» PROBLEM DETAILS
Report how many lines in the data include the string "JSON", and add nothing else.

Items from an interface collection
--- START ---
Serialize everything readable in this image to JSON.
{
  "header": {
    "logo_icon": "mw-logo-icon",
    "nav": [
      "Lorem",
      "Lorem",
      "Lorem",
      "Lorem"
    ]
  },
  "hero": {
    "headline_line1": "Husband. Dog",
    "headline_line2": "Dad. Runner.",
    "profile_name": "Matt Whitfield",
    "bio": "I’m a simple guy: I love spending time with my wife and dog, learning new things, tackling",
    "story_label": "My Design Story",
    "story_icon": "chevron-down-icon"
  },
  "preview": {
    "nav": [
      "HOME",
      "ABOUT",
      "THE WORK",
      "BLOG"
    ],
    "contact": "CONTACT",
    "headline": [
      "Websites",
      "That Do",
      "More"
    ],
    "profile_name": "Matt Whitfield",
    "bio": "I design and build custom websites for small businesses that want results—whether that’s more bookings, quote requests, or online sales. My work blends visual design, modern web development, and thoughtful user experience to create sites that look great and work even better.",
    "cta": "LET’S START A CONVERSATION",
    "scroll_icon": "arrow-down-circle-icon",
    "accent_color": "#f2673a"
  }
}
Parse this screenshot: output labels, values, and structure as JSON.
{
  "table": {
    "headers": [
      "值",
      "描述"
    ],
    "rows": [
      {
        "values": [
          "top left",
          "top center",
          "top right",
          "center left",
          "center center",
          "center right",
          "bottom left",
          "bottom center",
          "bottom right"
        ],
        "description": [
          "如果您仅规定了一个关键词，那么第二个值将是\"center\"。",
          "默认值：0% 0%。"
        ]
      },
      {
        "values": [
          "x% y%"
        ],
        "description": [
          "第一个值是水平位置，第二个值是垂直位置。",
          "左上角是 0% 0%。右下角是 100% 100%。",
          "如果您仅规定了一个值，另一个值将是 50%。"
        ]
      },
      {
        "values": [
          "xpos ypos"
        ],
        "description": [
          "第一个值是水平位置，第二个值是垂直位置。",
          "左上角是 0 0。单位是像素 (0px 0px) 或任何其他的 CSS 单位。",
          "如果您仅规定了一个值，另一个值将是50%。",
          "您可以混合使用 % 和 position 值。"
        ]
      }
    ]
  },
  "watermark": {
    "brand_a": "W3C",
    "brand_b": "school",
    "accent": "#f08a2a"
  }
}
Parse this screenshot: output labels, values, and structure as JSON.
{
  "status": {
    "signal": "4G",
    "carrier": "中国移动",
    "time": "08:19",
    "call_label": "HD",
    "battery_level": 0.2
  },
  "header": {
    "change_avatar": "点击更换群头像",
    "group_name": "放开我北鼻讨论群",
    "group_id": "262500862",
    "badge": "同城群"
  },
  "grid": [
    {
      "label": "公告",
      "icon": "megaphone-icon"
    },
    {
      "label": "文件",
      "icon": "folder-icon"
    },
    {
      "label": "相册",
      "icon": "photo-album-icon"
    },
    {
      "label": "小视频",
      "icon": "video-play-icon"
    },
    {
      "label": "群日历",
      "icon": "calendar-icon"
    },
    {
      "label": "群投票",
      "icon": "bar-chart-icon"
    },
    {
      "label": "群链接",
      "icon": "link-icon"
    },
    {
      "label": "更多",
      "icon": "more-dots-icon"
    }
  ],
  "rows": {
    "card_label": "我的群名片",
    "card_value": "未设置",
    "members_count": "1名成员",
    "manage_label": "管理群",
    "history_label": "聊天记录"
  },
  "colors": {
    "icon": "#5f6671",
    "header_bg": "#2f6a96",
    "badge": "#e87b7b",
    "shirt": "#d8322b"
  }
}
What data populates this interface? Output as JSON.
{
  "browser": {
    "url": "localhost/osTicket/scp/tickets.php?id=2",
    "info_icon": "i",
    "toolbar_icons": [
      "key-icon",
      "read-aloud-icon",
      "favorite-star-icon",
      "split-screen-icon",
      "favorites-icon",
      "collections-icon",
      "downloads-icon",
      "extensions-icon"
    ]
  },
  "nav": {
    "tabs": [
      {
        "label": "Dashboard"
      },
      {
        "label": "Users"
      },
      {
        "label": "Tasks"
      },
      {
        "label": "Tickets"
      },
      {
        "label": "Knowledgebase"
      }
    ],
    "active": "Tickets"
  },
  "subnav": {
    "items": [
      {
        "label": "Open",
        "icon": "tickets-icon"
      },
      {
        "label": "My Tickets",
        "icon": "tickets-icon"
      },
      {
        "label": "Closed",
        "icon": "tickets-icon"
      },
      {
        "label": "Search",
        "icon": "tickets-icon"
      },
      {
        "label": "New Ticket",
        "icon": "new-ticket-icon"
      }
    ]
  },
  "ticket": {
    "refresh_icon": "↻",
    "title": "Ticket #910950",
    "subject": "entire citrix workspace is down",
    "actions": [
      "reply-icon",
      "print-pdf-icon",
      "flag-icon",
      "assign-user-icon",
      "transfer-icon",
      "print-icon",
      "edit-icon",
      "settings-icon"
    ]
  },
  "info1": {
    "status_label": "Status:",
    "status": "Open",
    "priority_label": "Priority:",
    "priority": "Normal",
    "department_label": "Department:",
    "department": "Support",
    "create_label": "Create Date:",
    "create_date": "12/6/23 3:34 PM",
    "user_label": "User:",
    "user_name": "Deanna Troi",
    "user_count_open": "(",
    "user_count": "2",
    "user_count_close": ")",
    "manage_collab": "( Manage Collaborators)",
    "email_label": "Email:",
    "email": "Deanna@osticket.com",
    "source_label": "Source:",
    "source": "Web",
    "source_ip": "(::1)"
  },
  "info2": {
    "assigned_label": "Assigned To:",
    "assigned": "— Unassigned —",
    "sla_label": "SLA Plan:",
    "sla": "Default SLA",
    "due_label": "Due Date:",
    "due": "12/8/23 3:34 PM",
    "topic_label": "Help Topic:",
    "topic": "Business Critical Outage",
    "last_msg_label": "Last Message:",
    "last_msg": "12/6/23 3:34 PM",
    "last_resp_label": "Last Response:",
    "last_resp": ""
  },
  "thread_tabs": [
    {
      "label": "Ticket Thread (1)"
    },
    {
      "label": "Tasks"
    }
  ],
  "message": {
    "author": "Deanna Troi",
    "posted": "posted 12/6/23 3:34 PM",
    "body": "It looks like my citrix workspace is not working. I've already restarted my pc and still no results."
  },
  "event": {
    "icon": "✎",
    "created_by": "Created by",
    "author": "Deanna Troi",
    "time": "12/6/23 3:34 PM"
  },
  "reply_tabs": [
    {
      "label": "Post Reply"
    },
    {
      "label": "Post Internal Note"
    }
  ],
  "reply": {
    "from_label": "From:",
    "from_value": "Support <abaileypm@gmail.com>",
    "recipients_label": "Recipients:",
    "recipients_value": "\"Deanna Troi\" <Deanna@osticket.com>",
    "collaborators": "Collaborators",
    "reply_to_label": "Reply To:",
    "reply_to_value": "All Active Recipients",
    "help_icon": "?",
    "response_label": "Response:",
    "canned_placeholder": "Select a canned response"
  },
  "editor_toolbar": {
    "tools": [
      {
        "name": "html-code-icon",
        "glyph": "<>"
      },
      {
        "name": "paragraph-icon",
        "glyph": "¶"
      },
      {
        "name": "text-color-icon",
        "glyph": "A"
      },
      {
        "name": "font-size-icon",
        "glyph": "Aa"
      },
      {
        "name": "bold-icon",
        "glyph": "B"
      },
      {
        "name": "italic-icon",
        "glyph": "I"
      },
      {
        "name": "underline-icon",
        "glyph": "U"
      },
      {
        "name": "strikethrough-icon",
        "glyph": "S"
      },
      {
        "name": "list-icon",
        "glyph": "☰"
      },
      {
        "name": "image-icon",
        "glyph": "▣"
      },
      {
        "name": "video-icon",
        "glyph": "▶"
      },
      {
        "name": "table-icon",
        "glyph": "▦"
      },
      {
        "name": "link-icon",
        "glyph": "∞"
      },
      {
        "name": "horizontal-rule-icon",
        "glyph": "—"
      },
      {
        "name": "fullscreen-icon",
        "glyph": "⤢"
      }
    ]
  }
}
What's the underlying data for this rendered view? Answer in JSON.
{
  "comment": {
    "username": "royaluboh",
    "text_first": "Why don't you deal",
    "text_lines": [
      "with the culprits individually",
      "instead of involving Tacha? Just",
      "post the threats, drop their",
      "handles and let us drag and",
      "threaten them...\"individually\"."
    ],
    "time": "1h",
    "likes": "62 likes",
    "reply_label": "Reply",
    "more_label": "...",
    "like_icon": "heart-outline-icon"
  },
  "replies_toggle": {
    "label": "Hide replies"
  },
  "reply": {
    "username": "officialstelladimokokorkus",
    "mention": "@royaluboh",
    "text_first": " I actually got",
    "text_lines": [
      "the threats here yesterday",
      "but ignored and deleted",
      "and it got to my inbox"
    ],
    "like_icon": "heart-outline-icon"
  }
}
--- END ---
» WORKED SOLUTION
5